NORTH ADAMS — A cutting-edge green building certification program has received a boost from a Berkshire-based consulting firm that provides high-value green building services.
Integrated Eco Strategy recently launched Red2Green, a new healthy building materials selection tool that is modeled after the requirements of the Living Building Challenge, a green certification program and design framework developed by the nonprofit International Living Future Institute of Seattle.
A software program, Red2Green provides a database on building materials with information culled from previous projects. It standardizes the process for gathering, reporting and comparing ingredients and emissions information on projects that are used in all phases of new building and renovation.
"It's time consuming to make well-informed decisions about products that go into a building," said Integrated Eco Strategy owner and principal Charley Stevenson, a Williams College graduate. "In most cases several levels of expertise are required to make a well informed choice.
"What we've done is research thousands of products and built software to support the decisions that are made by project teams," he said.
The Living Building Challenge is similar to the more familiar LEED (Leadership in Energy and Environmental) standards for building design established by the U.S. Green Building Council, but it goes further. The ILFI refers to the Living Building Challenge as the "world's most most rigorous proven performance standard for buildings."
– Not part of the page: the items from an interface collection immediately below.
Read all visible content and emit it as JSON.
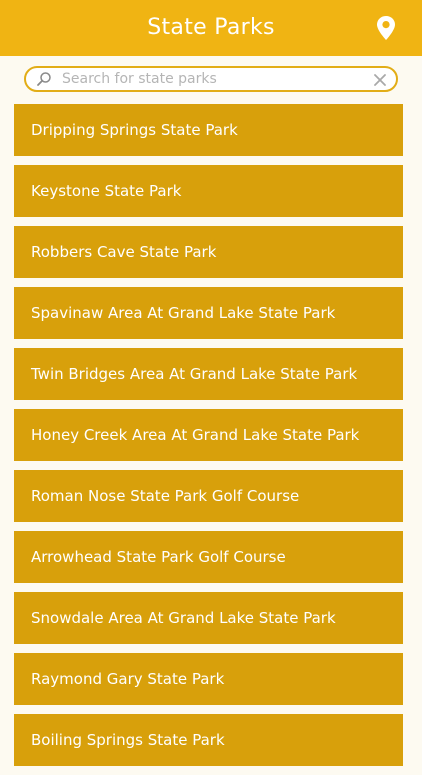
{
  "header": {
    "title": "State Parks",
    "icon": "map-pin-icon",
    "background": "#f0b413"
  },
  "search": {
    "placeholder": "Search for state parks",
    "value": "",
    "icon": "search-icon",
    "clear_icon": "clear-icon"
  },
  "parks": [
    {
      "label": "Dripping Springs State Park"
    },
    {
      "label": "Keystone State Park"
    },
    {
      "label": "Robbers Cave State Park"
    },
    {
      "label": "Spavinaw Area At Grand Lake State Park"
    },
    {
      "label": "Twin Bridges Area At Grand Lake State Park"
    },
    {
      "label": "Honey Creek Area At Grand Lake State Park"
    },
    {
      "label": "Roman Nose State Park Golf Course"
    },
    {
      "label": "Arrowhead State Park Golf Course"
    },
    {
      "label": "Snowdale Area At Grand Lake State Park"
    },
    {
      "label": "Raymond Gary State Park"
    },
    {
      "label": "Boiling Springs State Park"
    }
  ],
  "colors": {
    "accent": "#f0b413",
    "item_background": "#d8a00b",
    "page_background": "#fdfaf1"
  }
}
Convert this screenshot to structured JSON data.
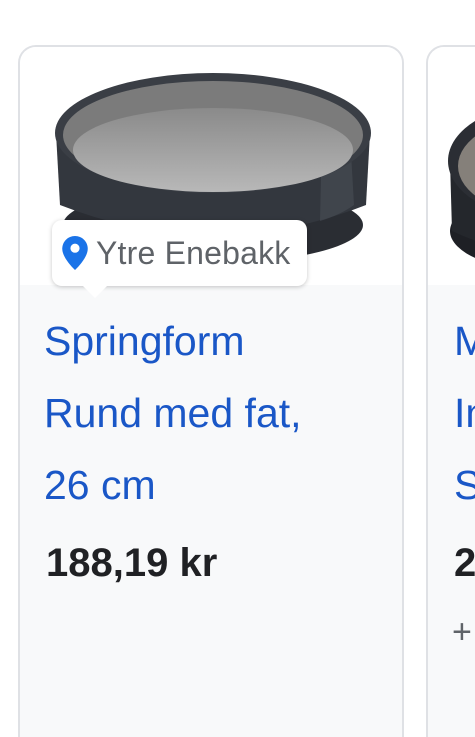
{
  "colors": {
    "title_link": "#1a57c7",
    "pin": "#1a73e8",
    "card_background": "#f8f9fa",
    "card_border": "#dfe1e5"
  },
  "cards": [
    {
      "location_icon": "location-pin-icon",
      "location": "Ytre Enebakk",
      "title_lines": [
        "Springform",
        "Rund med fat,",
        "26 cm"
      ],
      "price": "188,19 kr"
    },
    {
      "title_lines": [
        "M",
        "In",
        "S"
      ],
      "price": "2",
      "extra": "+"
    }
  ]
}
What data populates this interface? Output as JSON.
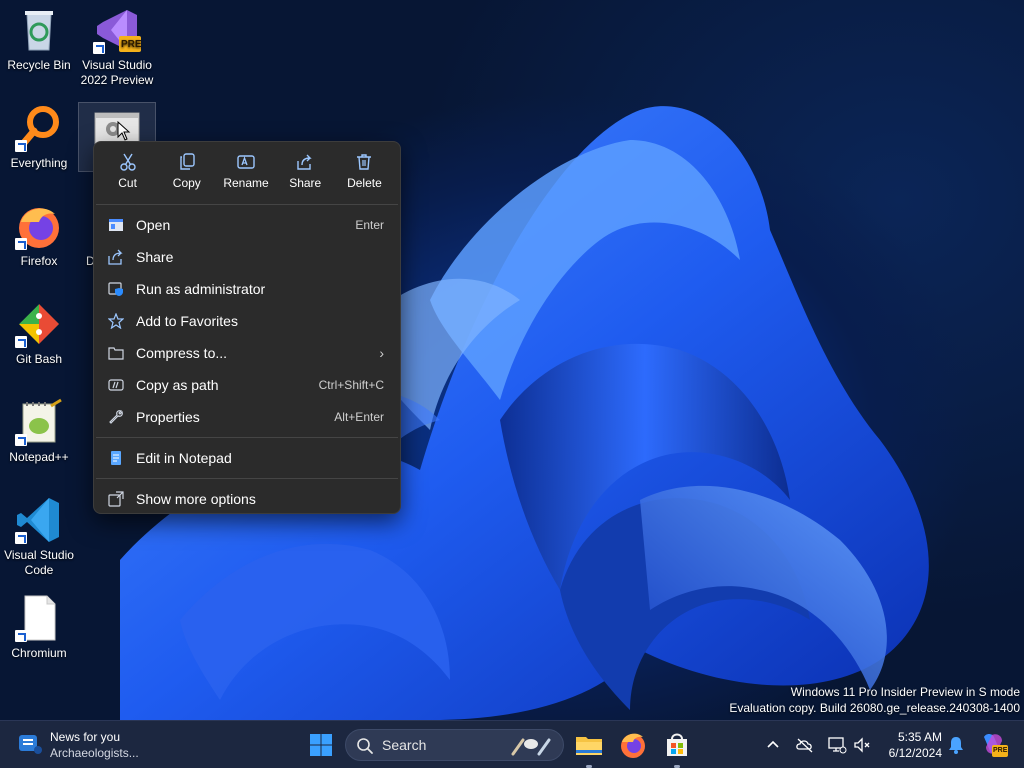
{
  "desktop": {
    "icons": [
      {
        "label": "Recycle Bin"
      },
      {
        "label": "Visual Studio 2022 Preview",
        "badge": "PRE"
      },
      {
        "label": "Everything"
      },
      {
        "label": "Firefox"
      },
      {
        "label": "Git Bash"
      },
      {
        "label": "Notepad++"
      },
      {
        "label": "Visual Studio Code"
      },
      {
        "label": "Chromium"
      }
    ],
    "partial_label": "D"
  },
  "context_menu": {
    "quick_actions": [
      {
        "label": "Cut",
        "icon": "scissors-icon"
      },
      {
        "label": "Copy",
        "icon": "copy-icon"
      },
      {
        "label": "Rename",
        "icon": "rename-icon"
      },
      {
        "label": "Share",
        "icon": "share-icon"
      },
      {
        "label": "Delete",
        "icon": "trash-icon"
      }
    ],
    "items": [
      {
        "label": "Open",
        "shortcut": "Enter",
        "icon": "open-icon"
      },
      {
        "label": "Share",
        "shortcut": "",
        "icon": "share-icon"
      },
      {
        "label": "Run as administrator",
        "shortcut": "",
        "icon": "shield-icon"
      },
      {
        "label": "Add to Favorites",
        "shortcut": "",
        "icon": "star-icon"
      },
      {
        "label": "Compress to...",
        "shortcut": "",
        "icon": "archive-icon",
        "submenu": true
      },
      {
        "label": "Copy as path",
        "shortcut": "Ctrl+Shift+C",
        "icon": "path-icon"
      },
      {
        "label": "Properties",
        "shortcut": "Alt+Enter",
        "icon": "wrench-icon"
      },
      {
        "label": "Edit in Notepad",
        "shortcut": "",
        "icon": "notepad-icon"
      },
      {
        "label": "Show more options",
        "shortcut": "",
        "icon": "more-options-icon"
      }
    ]
  },
  "watermark": {
    "line1": "Windows 11 Pro Insider Preview in S mode",
    "line2": "Evaluation copy. Build 26080.ge_release.240308-1400"
  },
  "taskbar": {
    "news": {
      "title": "News for you",
      "subtitle": "Archaeologists..."
    },
    "search_placeholder": "Search",
    "clock": {
      "time": "5:35 AM",
      "date": "6/12/2024"
    },
    "copilot_badge": "PRE"
  },
  "colors": {
    "accent": "#0078d4",
    "menu_bg": "#2b2b2b",
    "taskbar_bg": "#1c2740"
  }
}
"It asks all the same questions that LEED does, but it asks them not in a theoretical but in a very practical way," Stevenson said.
Under the Living Building Challenge, developers are encouraged to construct buildings that are regenerative spaces that connect its occupants to light. air, food, nature and the community, according to the website, living-future.org. Such structures are considered to be self-sufficient, remain within the resource limits of their site, produce more energy than they use and collect and treat all water on site.
"The main difference between the two is that this standard focuses on performance," Stevenson said. "Instead of looking at energy theoretically a project needs to show 12 months of energy where all the power is produced by wind or solar on site.
"It's a much harder standard," he said. "But it's a standard that tells the client the the ecological impact is truly realized."
One local building project that IES was involved with, Williams College's Class of 1966 Environmental Center, recently obtained certification under the Living Building Challenge standards. IES managed and documented all imperatives of the certification program for Williams.
Stevenson recently attended a conference in Seattle where he pitched Red2Green for use as a connecting point with other green building developers.
"We'll have conversations with a number of projects about the software that we developed," said Stevenson, before he attended the conference. "The expectation is that we'll bring in other consultants over the next few months to use our software platform for their projects."
The launch of this new software program is one of several new developments that are occurring at Integrated Eco Strategy, which Stevenson founded in 2010. The company recently moved from Williamstown to a much larger facility at 85 Main St. in North Adams to accommodate a dozen new employees that have bumped up the firm's current workforce to 17. Among the new employees is Matt Root of Concord, who was hired to serve as senior project manager in the Boston area, and to represent the firm at regional and national conferences. A former Home Energy Rating System rater and LEED for Homes Quality Assurance Designee, Root previously work for an energy efficiency consulting firm known as CLEAResult where he led a multi-disciplinary team of mechanical engineers, building-enclosure experts and building scientists.
Locally, Integrated Eco Strategy has also provided services for the Williamstown Youth Center, which is a LEED-certified structure. The company is currently involved in several projects in New England, as well as others in Atlanta and Charlotte, N.C.
"There's opportunity for more growth," Stevenson said. " Right now we're about to hire another software developer."
Finally, Integrated Eco Strategy was recently certified as a Just organization, which signifies the company is considered to be a socially just and equitable organization by the ILFI. Organizations can use the standard to disclose their operations, including how they treat employees, and where they make both financial and community investments.
"It means that we have no secrets," Stevenson said.
Business Editor Tony Dobrowolski can be reached at 413 496-6224.